I begin posting for solace after Bill's diagnosis in 2007. On the worst days, just writing it down and putting the angst into words was therapeutic.
Then, I found myself with nothing to say. The realities of what loomed ahead were just too ugly to confirm. To write it all down was just too REAL. Written documentation always is. To have to explain where we were and his level of impairment began to invade the respect and dignity we fought so hard to protect.
Alzheimer's doesn't really get you. It's what happens because of it. We knew early on that Bill's dementia was probably mixed and that an inherited vascular condition was likely the culprit. In the end, they're all treated the same. You just have to pick your battles and I am the most guilty for never fussing about the pleasures he derived from eating well. At the end of the day, if that's what makes you happy - it just made sense to me to load him up with a second helping. There are no good ways to explain to an AD patient how many calories they're allowed.
It was Easter Sunday. Kate was home from school and took off her regular Sunday shift to stay at home with us. I cooked all day and cooked more than I normally would, as Bill moved from the kitchen to the sofas - back and forth all day. He was happy, happy, happy. Mama was in the kitchen and Katie Doll was at home. He talked all day about how good it smelled, when it would be ready, the dates of our next road trip. Bill and Kate shared the batter from the mixer and bowl before the cake went into the oven. He took the trash out several times and promised to try and shower before bedtime. My regret is not documenting this with pictures and the camera was out as it always is.
Sundays are my days to study and work as the phone rarely rings. So dedicated to that day, I'm not sure I ever turned the computer on. Breezy and warm, the sun was bright and high in the sky all day.
The rest is still a blur, and surely God's way of doling it out in increments we can handle. Is that even possible? It's been shared that we will have bad days and better ones.
Just as we shared here to get us through the hardest of times before, I am hoping to rely on this platform to preserve our precious memories and share with caregivers the rest of the story. Things change so fast, but some things will remain the same. Our family is closer and our friends are dearer to us than ever before. In his last days, Bill was the most grateful, the most humbled and the most loved.
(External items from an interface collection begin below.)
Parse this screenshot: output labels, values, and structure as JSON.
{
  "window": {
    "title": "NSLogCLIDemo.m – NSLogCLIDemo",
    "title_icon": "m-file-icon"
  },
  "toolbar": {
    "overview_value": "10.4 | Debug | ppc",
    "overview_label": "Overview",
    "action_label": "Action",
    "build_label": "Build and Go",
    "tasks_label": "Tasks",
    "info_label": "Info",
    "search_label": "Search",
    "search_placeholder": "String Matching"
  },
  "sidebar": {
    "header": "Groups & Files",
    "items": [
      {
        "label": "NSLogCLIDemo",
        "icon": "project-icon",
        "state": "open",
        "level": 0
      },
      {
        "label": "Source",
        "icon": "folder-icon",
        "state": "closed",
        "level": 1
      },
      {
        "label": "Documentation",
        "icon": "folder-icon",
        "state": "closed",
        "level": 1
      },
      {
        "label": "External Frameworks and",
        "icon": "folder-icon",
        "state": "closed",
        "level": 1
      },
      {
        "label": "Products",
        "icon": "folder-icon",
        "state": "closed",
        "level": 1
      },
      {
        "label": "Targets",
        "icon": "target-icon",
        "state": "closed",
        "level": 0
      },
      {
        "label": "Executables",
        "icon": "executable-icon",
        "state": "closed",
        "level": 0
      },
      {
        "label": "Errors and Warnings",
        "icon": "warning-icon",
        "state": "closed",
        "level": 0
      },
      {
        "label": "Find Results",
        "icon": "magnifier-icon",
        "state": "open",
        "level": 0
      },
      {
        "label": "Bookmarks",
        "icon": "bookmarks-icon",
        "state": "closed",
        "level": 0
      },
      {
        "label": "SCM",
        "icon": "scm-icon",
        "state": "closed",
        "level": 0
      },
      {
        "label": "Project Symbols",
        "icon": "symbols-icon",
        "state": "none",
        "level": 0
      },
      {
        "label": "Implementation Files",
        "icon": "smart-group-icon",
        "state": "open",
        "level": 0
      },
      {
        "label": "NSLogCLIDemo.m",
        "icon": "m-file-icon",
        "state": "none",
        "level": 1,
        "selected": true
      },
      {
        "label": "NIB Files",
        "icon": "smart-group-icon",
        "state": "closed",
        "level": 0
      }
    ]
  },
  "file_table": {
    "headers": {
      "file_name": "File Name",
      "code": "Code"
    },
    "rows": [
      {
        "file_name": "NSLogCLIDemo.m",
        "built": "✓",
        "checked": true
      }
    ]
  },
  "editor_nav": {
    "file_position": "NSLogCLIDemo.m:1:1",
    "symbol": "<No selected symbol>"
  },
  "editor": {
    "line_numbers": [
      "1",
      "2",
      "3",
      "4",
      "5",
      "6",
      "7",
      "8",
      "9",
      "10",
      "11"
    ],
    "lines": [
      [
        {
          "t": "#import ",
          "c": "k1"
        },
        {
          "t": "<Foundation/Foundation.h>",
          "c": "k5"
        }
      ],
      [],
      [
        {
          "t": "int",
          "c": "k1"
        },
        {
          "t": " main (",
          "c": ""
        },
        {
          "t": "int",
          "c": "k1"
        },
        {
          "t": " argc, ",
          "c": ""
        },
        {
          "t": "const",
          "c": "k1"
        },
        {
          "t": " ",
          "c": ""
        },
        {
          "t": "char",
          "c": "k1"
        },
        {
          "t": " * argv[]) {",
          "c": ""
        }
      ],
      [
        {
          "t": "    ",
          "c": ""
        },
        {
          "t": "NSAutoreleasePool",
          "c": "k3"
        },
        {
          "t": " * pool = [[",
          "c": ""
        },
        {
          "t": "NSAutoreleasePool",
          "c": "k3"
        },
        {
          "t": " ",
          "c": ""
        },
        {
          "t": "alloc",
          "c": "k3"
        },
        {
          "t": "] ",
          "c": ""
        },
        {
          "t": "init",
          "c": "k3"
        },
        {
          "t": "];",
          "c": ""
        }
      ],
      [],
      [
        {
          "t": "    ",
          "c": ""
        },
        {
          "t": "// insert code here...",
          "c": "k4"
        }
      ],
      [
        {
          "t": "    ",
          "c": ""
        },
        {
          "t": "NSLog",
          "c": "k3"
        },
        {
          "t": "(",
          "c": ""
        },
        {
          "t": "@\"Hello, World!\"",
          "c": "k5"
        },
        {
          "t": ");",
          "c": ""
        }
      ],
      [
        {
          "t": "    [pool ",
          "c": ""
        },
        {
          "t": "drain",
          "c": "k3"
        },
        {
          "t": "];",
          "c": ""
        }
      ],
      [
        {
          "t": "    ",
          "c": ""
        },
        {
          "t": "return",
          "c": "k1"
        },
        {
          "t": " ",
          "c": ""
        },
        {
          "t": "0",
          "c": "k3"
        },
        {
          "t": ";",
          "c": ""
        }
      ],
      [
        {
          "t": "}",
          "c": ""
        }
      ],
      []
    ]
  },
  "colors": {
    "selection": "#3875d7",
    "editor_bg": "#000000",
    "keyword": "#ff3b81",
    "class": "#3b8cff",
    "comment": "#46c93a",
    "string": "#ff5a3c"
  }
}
We were the loves of his life and he was ours.
We laid my precious husband to rest on Friday, April 13, 2012. Below is an excerpt from our children...
My name is Rhonda Brantley and my husband, Billy Ray Brantley, suffered from Early Onset Alzheimer's Dementia. This is the best shot we have at documenting daily living.